CINCINNATI—“The Word of God in the Life and Mission of the Church”: That’s
what approximately 250 bishops from around the world are going to be discussing at the Vatican October
5-26. One of the four bishops from the United States who will be attending is Archbishop Donald Wuerl
of Washington, D.C.
Archbishop Wuerl previously participated in the 1990 Synod on Formation of Priests in the Circumstances
of the Present Day, the 1997 Synod for the America and the 2005 Synod on the Eucharist. He calls
them all “extraordinary experiences and very, very spiritual moments.”
Archbishop Wuerl discusses the significance of the upcoming synod in an article in the October issue of St. Anthony Messenger entitled, “Unlocking
the Word of God.” Assistant Editor Susan Hines-Brigger interviewed Wuerl by telephone. After
September 22 the article will be posted at: AmericanCatholic.org.
What is the purpose of these synods? The goal, says Archbishop Wuerl, is to “bring a number of bishops from around the world
who would be reflective of the Church Universal.” There are also male and female observers,
ecumenical delegates, experts and staff members. In early June, the Instrumentum Laboris,
or working document, was released to synod participants. It was developed from responses to a questionnaire

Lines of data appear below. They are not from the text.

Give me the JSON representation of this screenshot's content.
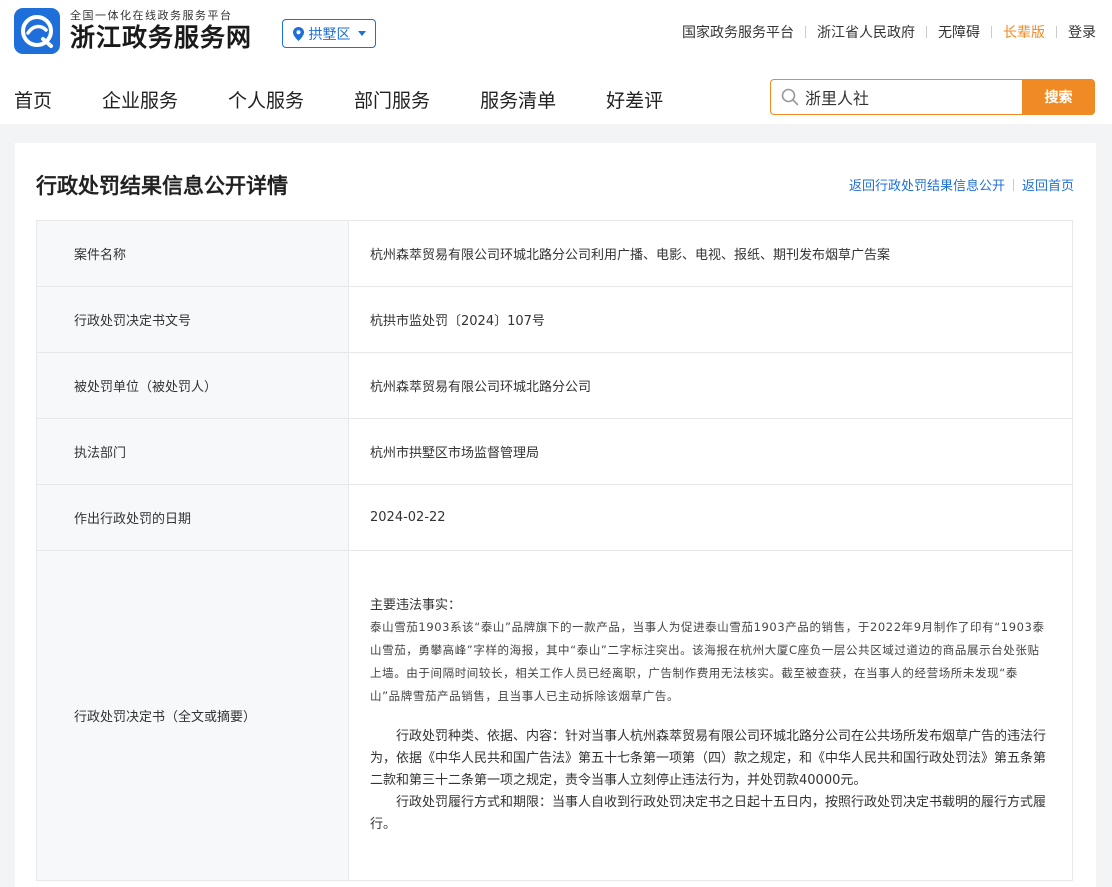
{
  "header": {
    "logo_subtitle": "全国一体化在线政务服务平台",
    "logo_title": "浙江政务服务网",
    "region": "拱墅区",
    "top_links": [
      "国家政务服务平台",
      "浙江省人民政府",
      "无障碍",
      "长辈版",
      "登录"
    ],
    "nav": [
      "首页",
      "企业服务",
      "个人服务",
      "部门服务",
      "服务清单",
      "好差评"
    ],
    "search": {
      "value": "浙里人社",
      "button": "搜索"
    },
    "colors": {
      "brand_blue": "#1e6fd9",
      "accent_orange": "#f08a24"
    }
  },
  "page": {
    "title": "行政处罚结果信息公开详情",
    "back_link": "返回行政处罚结果信息公开",
    "home_link": "返回首页"
  },
  "rows": [
    {
      "label": "案件名称",
      "value": "杭州森萃贸易有限公司环城北路分公司利用广播、电影、电视、报纸、期刊发布烟草广告案"
    },
    {
      "label": "行政处罚决定书文号",
      "value": "杭拱市监处罚〔2024〕107号"
    },
    {
      "label": "被处罚单位（被处罚人）",
      "value": "杭州森萃贸易有限公司环城北路分公司"
    },
    {
      "label": "执法部门",
      "value": "杭州市拱墅区市场监督管理局"
    },
    {
      "label": "作出行政处罚的日期",
      "value": "2024-02-22"
    }
  ],
  "decision": {
    "label": "行政处罚决定书（全文或摘要）",
    "facts_heading": "主要违法事实：",
    "facts": "泰山雪茄1903系该“泰山”品牌旗下的一款产品，当事人为促进泰山雪茄1903产品的销售，于2022年9月制作了印有“1903泰山雪茄，勇攀高峰”字样的海报，其中“泰山”二字标注突出。该海报在杭州大厦C座负一层公共区域过道边的商品展示台处张贴上墙。由于间隔时间较长，相关工作人员已经离职，广告制作费用无法核实。截至被查获，在当事人的经营场所未发现“泰山”品牌雪茄产品销售，且当事人已主动拆除该烟草广告。",
    "penalty": "行政处罚种类、依据、内容：针对当事人杭州森萃贸易有限公司环城北路分公司在公共场所发布烟草广告的违法行为，依据《中华人民共和国广告法》第五十七条第一项第（四）款之规定，和《中华人民共和国行政处罚法》第五条第二款和第三十二条第一项之规定，责令当事人立刻停止违法行为，并处罚款40000元。",
    "execution": "行政处罚履行方式和期限：当事人自收到行政处罚决定书之日起十五日内，按照行政处罚决定书载明的履行方式履行。"
  }
}
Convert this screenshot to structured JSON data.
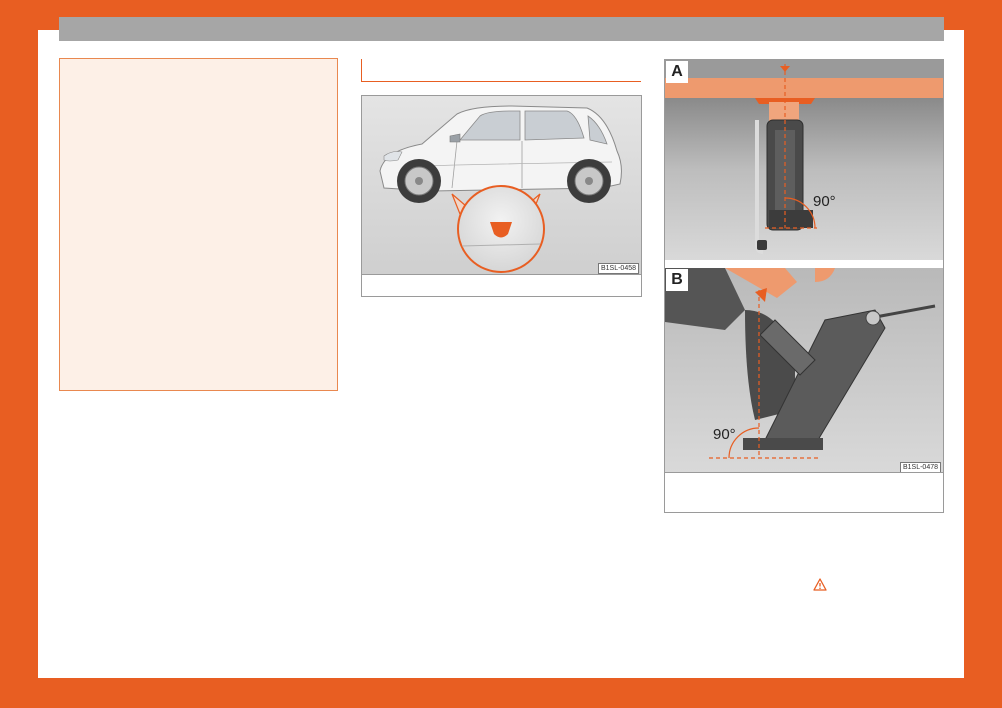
{
  "figure1": {
    "code": "B1SL-0458"
  },
  "figure2": {
    "panel_a_label": "A",
    "panel_b_label": "B",
    "angle_a": "90°",
    "angle_b": "90°",
    "code": "B1SL-0478"
  },
  "colors": {
    "accent": "#e85e22",
    "warning_box_bg": "#fdf0e7",
    "header_bar": "#a6a6a6"
  },
  "icons": {
    "warning": "warning-triangle-icon"
  }
}
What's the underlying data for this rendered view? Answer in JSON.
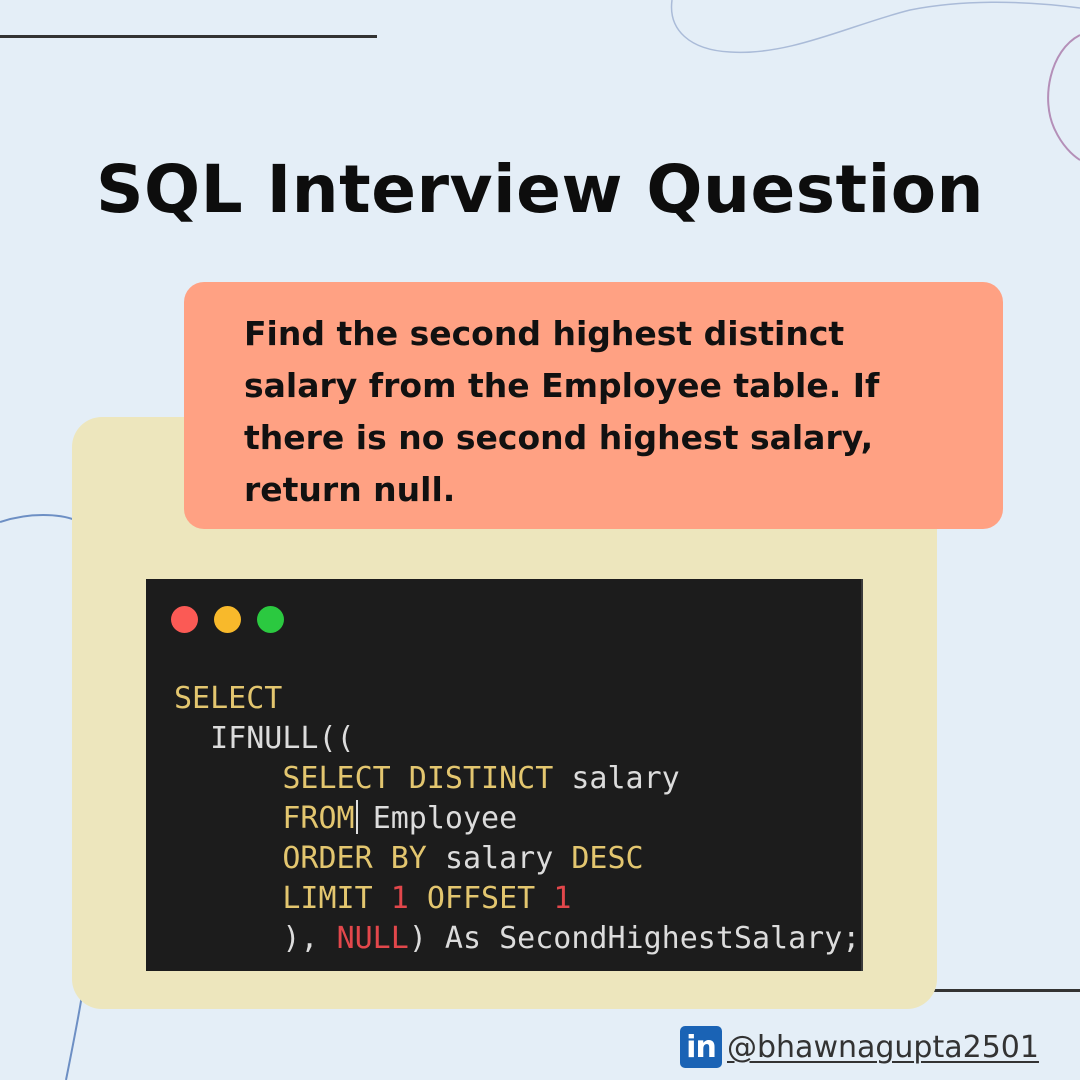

sent to dioceses last year, and will serve as the discussion guide for the synod.
“The most challenging part of the synod is when you get down to the last days and you’re
trying to pull together all the thoughts so that you actually have what they call propositions. But
certainly one of the most rewarding parts is the discussion itself,” Archbishop Wuerl says.
Once the propositions are agreed to, Pope Benedict XVI takes over. Synod participants turn over the
fruits of their discussions to the pope, and he begins crafting an apostolic exhortation based on
the points they raised.
For many Catholics, the concept of a synod may be foreign. But Archbishop Wuerl believes that Catholics
should care and be interested because the topic of Scripture is so central to our faith. “Today,
we live in an era where evangelization is so important. And we keep talking about the new evangelization
bringing back to the faith people who have drifted away and opening up the hearts of people to the
meaning of the Gospel. Knowing the Word and being immersed in it is very important,” he says.
What this synod will not be doing, says Archbishop Wuerl, is looking at Scripture “as an object
of academic study.” Instead, he says, “What it’s going to be looking at is how
the Word of God touches the believer, spiritually. How does the Word of God permeate the ministry
of the Church pastorally? How does the Word of God give life to the faithful?”
And that, he says, is the part that is most attractive to him. “We’re going to be asked
to look at the Word of God in its widest context, not just the pages of sacred Scripture but the
whole idea of the Word of God made flesh, come among us, heard in the proclamation of the Word made
visible in the celebration of the sacraments, and verified in the lives of faithful people.”
Permission is granted to reprint this release.
The second article posted will be,
“Sydney’s World Youth Day: ‘Very
Cool Way’ to Connect” by Maria Zarick.